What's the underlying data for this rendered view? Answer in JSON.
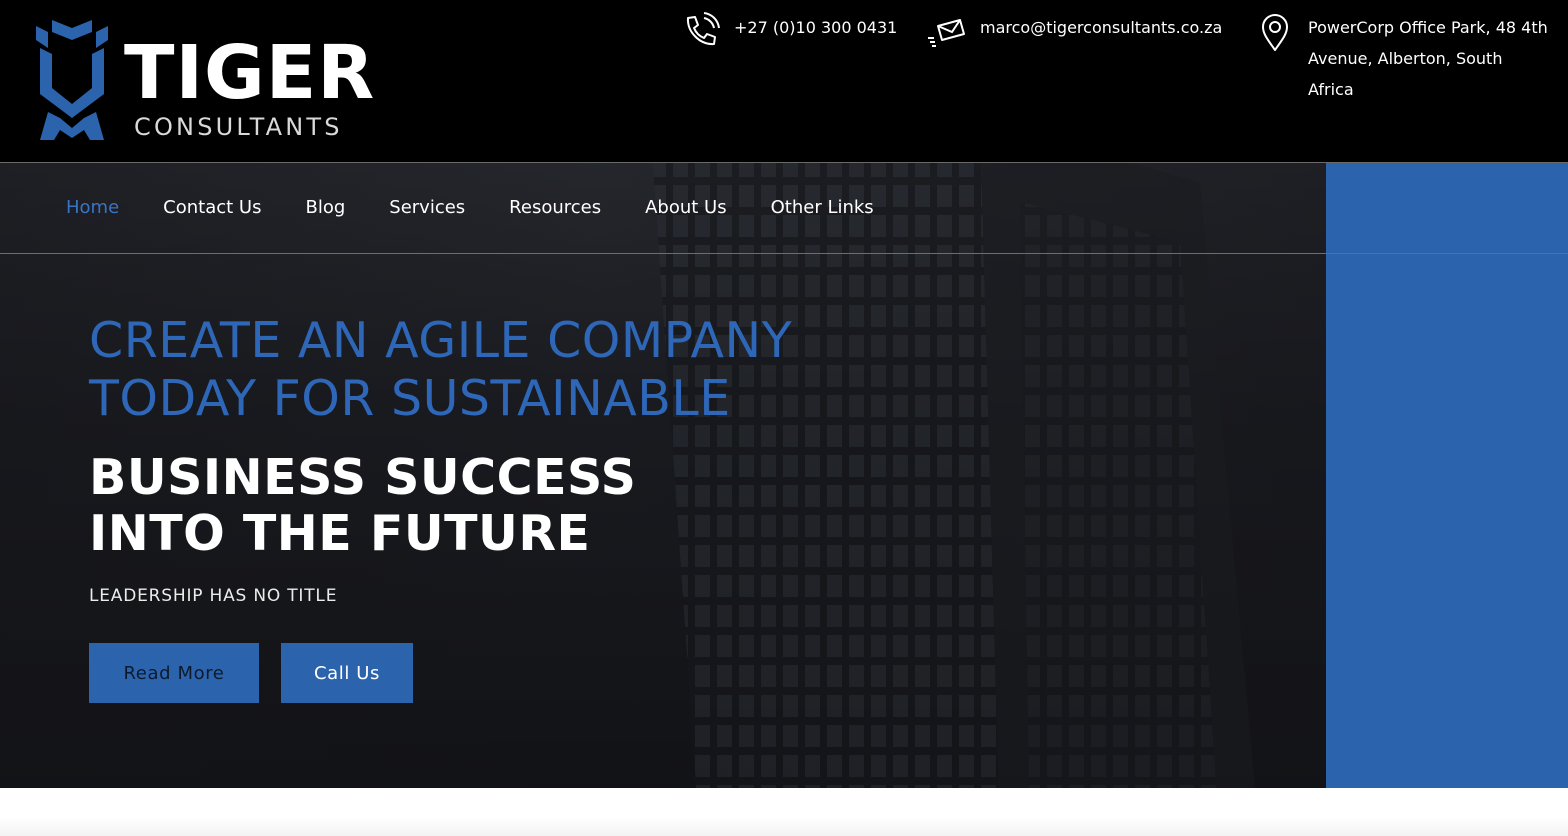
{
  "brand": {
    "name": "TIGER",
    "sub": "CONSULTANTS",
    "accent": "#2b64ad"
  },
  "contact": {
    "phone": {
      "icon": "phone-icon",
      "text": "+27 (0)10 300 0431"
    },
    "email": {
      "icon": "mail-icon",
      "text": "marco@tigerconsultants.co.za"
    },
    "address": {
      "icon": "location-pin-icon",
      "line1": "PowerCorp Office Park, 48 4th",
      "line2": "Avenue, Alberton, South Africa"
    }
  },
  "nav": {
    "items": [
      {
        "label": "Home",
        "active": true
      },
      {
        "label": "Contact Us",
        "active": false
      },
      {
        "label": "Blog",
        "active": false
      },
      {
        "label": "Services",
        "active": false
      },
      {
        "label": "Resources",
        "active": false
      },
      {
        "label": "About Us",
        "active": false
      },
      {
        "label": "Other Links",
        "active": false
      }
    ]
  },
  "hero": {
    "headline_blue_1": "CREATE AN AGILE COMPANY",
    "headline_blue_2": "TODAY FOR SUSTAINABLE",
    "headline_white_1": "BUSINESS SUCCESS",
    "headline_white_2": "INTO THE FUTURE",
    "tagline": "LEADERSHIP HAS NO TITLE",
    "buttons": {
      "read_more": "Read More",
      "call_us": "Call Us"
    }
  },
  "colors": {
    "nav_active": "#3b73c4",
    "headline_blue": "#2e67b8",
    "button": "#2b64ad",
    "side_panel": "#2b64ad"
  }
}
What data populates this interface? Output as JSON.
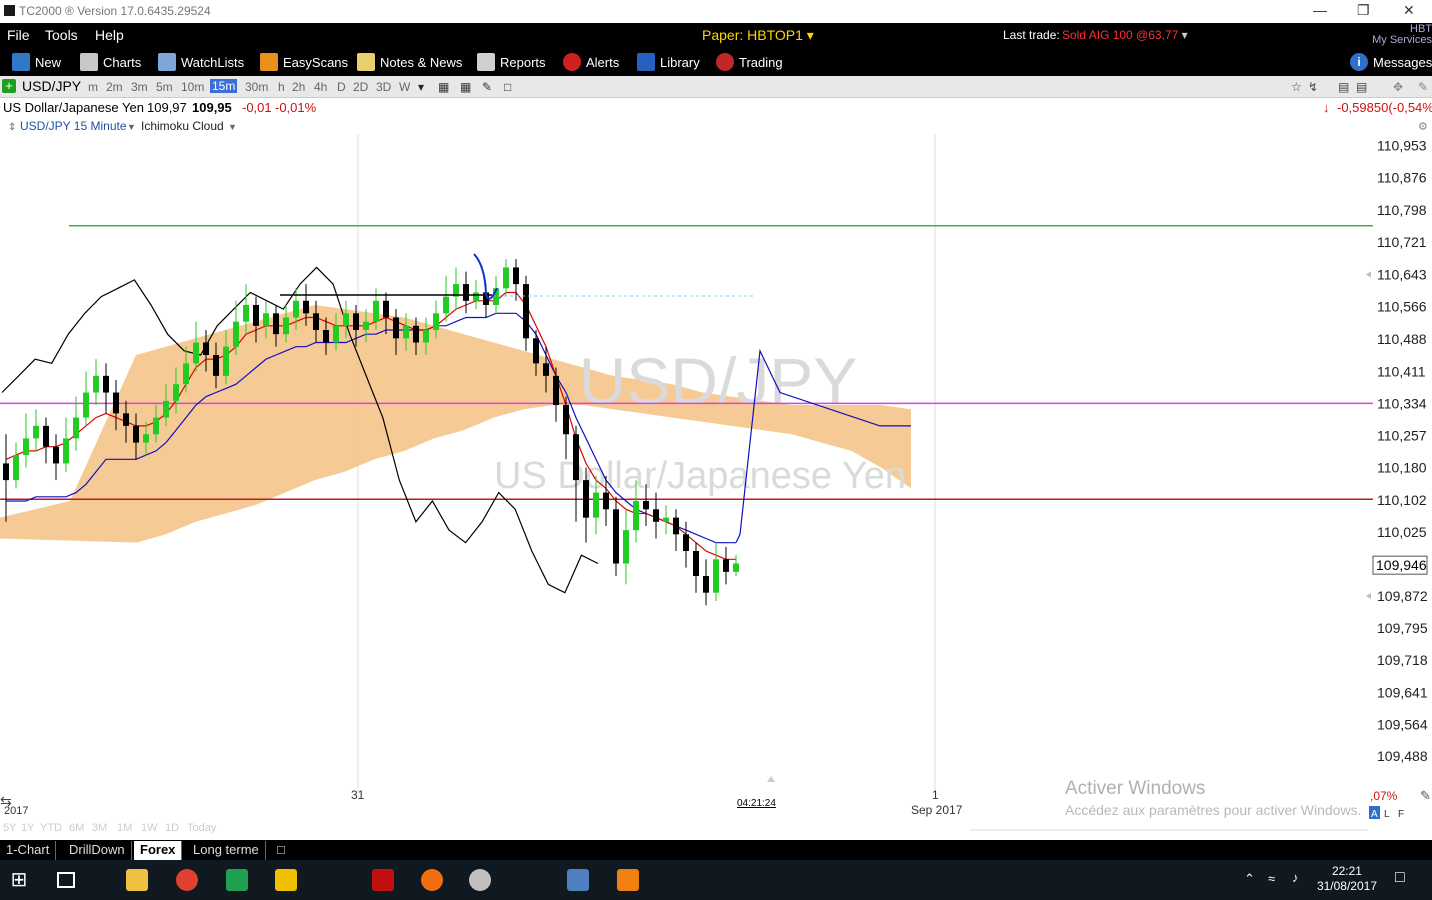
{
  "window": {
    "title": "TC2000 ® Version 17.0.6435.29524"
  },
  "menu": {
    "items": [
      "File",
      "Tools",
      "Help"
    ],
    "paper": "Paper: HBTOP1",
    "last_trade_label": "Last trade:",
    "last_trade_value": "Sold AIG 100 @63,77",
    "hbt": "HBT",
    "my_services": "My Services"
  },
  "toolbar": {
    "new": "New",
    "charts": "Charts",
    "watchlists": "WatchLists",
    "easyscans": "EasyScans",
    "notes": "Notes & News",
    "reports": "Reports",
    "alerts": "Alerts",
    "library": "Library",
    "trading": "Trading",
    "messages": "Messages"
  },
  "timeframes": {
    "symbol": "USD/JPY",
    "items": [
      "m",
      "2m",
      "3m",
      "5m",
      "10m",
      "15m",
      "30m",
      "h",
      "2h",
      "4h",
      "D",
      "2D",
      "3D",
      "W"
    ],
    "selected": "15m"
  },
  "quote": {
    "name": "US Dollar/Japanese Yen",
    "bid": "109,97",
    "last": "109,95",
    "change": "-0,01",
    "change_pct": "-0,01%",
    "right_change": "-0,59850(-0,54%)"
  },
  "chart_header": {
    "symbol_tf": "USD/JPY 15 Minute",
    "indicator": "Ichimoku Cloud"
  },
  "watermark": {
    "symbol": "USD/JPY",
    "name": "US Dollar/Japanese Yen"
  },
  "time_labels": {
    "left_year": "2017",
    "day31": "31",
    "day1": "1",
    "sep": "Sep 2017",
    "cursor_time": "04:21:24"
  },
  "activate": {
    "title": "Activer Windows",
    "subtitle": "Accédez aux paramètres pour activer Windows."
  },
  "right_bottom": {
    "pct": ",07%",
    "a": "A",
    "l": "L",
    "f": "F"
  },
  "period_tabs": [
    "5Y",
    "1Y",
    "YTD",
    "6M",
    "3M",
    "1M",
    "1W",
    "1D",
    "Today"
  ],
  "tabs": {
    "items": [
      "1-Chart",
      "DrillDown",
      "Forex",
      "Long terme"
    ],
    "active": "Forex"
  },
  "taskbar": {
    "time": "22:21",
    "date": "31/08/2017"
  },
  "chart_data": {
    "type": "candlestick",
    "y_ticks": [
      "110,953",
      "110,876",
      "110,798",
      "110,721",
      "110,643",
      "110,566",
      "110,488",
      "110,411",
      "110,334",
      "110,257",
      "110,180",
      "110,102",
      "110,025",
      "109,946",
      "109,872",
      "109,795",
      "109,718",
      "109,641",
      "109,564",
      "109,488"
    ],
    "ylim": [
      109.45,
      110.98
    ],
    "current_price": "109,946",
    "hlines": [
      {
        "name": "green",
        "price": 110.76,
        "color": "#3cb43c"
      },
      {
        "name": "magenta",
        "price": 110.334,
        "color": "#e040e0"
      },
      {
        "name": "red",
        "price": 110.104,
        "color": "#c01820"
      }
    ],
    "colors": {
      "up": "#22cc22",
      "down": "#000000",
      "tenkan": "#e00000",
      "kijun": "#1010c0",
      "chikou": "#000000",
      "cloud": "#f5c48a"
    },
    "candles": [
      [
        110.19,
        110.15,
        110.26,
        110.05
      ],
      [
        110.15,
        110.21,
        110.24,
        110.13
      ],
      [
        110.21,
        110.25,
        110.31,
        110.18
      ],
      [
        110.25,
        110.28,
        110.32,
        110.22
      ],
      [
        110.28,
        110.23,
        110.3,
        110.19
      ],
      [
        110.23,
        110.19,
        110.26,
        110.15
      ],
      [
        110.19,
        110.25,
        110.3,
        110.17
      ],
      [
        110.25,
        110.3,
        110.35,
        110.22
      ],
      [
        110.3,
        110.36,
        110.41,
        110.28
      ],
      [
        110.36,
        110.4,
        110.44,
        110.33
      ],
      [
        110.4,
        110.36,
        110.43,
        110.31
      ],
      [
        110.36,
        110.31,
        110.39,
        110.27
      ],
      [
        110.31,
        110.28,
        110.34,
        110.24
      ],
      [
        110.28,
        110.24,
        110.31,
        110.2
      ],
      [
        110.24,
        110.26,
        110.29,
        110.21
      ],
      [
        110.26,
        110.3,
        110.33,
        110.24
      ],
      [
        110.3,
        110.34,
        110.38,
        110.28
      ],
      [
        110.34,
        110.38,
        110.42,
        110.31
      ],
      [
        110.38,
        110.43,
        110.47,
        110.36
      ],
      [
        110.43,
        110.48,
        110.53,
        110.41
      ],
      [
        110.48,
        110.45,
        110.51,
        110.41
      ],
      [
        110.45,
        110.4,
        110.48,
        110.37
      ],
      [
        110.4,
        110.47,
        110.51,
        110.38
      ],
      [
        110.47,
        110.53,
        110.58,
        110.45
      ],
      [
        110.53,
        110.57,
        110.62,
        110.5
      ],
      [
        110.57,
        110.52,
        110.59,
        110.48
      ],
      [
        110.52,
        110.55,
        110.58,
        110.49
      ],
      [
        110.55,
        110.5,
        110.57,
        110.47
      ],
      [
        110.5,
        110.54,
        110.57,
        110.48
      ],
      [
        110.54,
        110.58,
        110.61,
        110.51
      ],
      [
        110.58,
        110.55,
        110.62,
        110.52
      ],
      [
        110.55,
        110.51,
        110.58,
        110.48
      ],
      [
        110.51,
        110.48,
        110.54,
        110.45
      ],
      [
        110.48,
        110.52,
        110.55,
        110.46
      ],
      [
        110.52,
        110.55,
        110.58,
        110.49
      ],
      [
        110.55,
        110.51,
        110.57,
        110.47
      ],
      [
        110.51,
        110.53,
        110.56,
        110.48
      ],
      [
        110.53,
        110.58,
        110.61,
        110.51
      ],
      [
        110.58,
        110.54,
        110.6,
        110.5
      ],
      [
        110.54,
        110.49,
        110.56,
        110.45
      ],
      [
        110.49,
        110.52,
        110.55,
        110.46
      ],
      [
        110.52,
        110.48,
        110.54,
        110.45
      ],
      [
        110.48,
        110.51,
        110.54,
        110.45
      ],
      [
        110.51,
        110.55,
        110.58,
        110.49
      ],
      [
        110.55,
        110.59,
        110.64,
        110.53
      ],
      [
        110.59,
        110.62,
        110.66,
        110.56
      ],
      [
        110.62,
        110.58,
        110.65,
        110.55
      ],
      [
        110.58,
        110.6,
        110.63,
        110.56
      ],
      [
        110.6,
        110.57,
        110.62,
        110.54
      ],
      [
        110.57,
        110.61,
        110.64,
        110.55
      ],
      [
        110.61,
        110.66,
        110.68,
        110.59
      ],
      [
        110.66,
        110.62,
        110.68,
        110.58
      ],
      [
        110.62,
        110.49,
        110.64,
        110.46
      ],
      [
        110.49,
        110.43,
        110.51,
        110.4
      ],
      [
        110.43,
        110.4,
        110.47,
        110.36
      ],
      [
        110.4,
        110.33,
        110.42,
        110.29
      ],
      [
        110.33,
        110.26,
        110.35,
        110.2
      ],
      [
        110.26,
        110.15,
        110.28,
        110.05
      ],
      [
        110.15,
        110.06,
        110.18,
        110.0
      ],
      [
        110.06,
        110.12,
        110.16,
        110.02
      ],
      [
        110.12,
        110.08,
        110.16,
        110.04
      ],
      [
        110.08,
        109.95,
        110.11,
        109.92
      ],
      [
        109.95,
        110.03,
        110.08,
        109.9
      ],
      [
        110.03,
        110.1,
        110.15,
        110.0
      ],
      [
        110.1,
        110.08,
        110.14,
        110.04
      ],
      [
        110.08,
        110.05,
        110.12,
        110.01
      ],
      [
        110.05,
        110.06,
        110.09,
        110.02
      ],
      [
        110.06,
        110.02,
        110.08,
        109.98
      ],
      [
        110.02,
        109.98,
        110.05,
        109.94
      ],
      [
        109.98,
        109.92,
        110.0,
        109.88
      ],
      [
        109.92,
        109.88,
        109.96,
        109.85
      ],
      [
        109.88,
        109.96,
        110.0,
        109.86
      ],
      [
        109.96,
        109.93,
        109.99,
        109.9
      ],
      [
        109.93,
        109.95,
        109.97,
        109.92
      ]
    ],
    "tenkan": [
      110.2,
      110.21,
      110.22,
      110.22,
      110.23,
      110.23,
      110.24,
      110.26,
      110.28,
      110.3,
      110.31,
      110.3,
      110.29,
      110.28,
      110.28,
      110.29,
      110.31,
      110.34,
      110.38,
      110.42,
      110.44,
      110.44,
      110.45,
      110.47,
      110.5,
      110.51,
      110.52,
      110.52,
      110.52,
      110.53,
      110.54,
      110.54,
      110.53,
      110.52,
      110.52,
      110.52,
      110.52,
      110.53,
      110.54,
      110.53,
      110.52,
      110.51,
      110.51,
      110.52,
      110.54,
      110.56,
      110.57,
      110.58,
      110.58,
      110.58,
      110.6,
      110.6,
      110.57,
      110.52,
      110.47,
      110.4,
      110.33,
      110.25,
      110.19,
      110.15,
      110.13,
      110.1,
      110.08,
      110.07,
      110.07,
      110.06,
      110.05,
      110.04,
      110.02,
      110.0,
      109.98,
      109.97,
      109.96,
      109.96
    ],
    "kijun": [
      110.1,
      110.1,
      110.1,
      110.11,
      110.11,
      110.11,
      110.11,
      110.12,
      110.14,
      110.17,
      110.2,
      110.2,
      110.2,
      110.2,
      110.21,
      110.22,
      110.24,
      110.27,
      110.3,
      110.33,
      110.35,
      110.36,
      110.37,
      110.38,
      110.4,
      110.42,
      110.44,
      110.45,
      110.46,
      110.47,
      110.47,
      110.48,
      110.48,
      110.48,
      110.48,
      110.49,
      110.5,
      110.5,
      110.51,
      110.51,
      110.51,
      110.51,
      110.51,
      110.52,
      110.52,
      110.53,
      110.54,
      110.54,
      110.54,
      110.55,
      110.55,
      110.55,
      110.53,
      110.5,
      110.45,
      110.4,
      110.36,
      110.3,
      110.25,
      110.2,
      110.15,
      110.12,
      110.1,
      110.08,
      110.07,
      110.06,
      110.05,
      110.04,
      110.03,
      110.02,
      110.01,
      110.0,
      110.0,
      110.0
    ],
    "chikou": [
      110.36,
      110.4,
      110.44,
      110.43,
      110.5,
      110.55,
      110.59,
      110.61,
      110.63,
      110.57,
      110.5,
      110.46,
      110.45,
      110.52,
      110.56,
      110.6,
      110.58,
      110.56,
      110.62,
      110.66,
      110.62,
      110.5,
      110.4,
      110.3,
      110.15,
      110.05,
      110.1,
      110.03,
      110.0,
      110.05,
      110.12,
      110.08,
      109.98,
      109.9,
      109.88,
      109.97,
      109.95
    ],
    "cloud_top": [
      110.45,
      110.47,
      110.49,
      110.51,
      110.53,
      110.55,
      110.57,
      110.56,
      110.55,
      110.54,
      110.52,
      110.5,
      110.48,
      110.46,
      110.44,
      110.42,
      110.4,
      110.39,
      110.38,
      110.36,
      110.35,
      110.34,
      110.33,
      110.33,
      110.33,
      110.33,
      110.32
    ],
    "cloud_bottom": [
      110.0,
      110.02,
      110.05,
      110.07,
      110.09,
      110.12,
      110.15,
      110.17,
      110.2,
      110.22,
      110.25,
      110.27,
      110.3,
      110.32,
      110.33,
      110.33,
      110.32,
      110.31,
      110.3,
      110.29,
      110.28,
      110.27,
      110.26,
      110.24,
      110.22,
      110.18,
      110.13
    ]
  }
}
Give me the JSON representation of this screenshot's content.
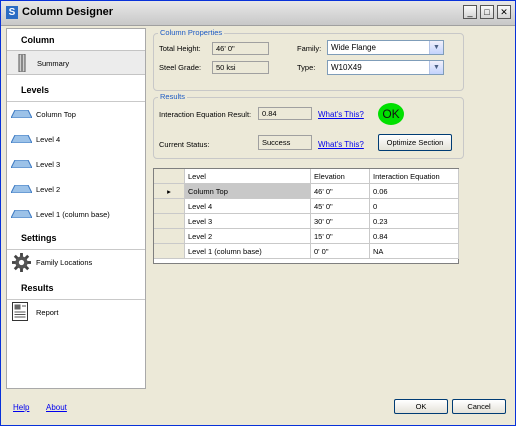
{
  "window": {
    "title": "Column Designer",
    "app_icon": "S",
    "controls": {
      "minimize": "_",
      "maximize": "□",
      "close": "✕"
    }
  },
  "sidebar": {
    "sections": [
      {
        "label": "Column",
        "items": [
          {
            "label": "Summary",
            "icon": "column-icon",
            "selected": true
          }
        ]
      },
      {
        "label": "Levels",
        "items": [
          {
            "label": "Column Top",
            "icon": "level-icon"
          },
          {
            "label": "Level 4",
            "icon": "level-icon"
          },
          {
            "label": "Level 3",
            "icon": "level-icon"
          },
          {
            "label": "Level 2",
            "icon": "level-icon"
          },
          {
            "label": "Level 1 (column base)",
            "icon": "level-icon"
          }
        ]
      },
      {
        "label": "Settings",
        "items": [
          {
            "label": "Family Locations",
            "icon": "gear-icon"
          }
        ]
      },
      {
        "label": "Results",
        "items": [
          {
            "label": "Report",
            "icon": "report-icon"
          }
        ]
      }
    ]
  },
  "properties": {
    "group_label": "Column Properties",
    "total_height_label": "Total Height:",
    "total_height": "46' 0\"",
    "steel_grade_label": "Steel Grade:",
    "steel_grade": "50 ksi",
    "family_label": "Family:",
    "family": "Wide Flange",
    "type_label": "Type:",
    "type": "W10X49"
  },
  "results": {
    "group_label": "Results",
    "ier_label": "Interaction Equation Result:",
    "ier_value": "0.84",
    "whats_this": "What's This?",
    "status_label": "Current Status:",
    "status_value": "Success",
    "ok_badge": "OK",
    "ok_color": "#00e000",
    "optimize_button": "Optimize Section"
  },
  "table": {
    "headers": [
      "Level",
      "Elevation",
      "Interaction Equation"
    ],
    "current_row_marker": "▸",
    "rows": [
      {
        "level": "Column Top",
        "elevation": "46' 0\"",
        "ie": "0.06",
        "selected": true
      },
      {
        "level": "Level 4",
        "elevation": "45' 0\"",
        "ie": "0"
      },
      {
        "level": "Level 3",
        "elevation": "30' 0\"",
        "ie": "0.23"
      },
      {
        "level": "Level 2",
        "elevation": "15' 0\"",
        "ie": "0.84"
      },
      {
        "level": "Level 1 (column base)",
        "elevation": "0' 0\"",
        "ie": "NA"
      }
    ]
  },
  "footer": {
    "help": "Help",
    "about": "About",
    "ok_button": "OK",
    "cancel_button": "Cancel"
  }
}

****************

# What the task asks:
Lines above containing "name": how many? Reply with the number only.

# Written solution:
6